I would first like to wish my fellow Orthodox a blessed feast of the Transfiguration!
Yesterday, I received the Touchstone newsletter, and one article immediately caught my eye: “Food for Thought: Rachel Lu on Growing Vegetables as a Primer in Moral Philosophy.” The newsletter offered this delicious morsel:
Gardening, as I discovered, is a wonderful primer in moral philosophy. It is a clear, tangible, and literally delicious way of experiencing the progression of created beings through their natural lifecycle. A well-tended garden offers resounding, joyful affirmation of the sturdy Aristotelian principle that optimal conditions enable living things to flourish. No one is a moral relativist when fertilizing his tomatoes.

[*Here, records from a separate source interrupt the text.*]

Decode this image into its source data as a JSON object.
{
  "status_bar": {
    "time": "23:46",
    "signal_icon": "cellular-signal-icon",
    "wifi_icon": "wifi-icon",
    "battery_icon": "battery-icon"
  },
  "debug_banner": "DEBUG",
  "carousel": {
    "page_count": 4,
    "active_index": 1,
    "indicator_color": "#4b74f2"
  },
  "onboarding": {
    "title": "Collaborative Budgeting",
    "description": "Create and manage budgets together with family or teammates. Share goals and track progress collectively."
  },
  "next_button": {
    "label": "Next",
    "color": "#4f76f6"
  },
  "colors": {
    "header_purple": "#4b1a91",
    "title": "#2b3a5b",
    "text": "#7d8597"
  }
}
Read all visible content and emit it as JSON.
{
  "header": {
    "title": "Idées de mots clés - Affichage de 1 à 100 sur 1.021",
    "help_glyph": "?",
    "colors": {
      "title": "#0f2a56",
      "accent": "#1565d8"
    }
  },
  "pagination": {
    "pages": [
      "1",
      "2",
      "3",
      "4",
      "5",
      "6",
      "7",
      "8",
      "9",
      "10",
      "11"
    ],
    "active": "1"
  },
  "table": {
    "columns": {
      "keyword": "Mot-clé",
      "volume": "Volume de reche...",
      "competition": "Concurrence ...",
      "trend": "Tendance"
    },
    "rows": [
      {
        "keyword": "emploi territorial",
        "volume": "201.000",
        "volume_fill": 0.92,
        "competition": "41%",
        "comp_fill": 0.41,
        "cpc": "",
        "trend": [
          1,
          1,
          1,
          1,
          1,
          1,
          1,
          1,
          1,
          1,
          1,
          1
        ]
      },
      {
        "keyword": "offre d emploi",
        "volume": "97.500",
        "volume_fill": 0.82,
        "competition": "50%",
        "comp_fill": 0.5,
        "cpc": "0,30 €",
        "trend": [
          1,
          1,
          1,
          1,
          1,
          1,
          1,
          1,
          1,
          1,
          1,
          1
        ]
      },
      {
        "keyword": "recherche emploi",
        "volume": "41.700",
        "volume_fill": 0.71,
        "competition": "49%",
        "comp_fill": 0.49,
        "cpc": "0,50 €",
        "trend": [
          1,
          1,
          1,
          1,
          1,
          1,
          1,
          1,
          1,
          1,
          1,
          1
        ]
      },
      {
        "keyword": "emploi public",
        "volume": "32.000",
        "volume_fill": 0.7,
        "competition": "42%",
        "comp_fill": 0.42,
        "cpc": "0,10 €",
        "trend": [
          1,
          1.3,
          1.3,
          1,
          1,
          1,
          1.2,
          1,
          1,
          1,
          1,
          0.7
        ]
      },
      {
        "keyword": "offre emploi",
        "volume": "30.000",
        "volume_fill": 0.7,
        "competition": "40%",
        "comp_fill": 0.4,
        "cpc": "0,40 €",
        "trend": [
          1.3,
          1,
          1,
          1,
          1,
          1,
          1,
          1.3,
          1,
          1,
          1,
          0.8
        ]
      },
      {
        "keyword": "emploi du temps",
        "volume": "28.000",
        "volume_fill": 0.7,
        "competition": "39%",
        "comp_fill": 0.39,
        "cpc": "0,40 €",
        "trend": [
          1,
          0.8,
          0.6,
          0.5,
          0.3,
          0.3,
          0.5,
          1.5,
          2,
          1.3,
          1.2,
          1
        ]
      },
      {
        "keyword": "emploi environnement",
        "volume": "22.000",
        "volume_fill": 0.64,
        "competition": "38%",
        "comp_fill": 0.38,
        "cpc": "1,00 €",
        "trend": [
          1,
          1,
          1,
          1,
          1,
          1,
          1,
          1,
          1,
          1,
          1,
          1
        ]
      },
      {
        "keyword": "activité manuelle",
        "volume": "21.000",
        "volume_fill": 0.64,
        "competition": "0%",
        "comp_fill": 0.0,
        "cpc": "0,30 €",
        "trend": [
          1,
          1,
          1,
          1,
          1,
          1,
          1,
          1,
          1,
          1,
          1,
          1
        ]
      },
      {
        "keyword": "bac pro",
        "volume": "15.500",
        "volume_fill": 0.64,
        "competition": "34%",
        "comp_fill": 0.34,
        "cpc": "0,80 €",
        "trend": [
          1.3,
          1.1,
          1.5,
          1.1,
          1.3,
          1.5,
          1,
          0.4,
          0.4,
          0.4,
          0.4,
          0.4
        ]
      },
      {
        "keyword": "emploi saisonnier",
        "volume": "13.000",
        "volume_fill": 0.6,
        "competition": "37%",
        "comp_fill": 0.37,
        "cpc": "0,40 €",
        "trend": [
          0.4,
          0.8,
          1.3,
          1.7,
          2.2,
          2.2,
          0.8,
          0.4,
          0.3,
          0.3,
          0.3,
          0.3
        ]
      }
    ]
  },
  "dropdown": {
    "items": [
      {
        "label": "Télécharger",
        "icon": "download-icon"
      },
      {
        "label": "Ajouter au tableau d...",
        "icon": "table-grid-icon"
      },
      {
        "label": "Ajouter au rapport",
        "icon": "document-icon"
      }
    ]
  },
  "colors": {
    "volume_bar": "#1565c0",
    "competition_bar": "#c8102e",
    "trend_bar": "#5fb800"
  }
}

I highly recommend it. I acknowledge that I am probably more enthusiastic about gardening and moral philosophy than the average person, but the article is still worth your time. It is full of insight, as in the following penultimate paragraph:
As a rule, most zealous food moralists tend to be politically liberal unbelievers, and this is not surprising. I myself, as a mother and a Catholic Aristotelian, cherish my garden as a medium through which my children and I can enjoy life and beauty together, even before they are capable of putting our shared experience into words. For unbelievers, however, gardens may provide something much more essential: reassurance that objective goodness and thriving are possible. Those same solid Aristotelian principles that were dramatically expelled out the front door can now be re-admitted through the back gate, in the innocent guise of peppers and summer squash. For such people, gardens really may be a lifeline to a moral universe that they had dismissed as the stuff of legend and fairy tale.
Lu’s article is rather appropriate for this day; we celebrate the manifestation of the savior’s glory on Mount Tabor by having the fruits of the harvest blessed.